YOUR OBJECTIVE – Could each entry below be printed again exactly as given?

PROVIDED RECORDS –

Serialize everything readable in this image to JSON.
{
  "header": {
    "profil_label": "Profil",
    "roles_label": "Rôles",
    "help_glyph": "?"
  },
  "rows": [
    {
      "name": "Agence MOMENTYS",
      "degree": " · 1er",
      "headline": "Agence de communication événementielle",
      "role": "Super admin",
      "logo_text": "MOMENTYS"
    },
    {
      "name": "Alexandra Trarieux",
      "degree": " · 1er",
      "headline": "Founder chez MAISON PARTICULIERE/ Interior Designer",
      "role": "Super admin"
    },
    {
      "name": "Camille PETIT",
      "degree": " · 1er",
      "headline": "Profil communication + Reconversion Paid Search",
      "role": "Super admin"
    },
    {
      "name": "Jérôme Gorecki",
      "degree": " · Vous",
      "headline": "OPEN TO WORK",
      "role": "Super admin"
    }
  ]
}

ANSWER BOX –
Serialize everything readable in this image to JSON.
{
  "header": {
    "profil_label": "Profil",
    "roles_label": "Rôles",
    "help_glyph": "?"
  },
  "rows": [
    {
      "name": "Agence MOMENTYS",
      "degree": " · 1er",
      "headline": "Agence de communication événementielle",
      "role": "Super admin",
      "logo_text": "MOMENTYS"
    },
    {
      "name": "Alexandra Trarieux",
      "degree": " · 1er",
      "headline": "Founder chez MAISON PARTICULIERE/ Interior Designer",
      "role": "Super admin"
    },
    {
      "name": "Camille PETIT",
      "degree": " · 1er",
      "headline": "Profil communication + Reconversion Paid Search",
      "role": "Super admin"
    },
    {
      "name": "Jérôme Gorecki",
      "degree": " · Vous",
      "headline": "OPEN TO WORK",
      "role": "Super admin"
    }
  ]
}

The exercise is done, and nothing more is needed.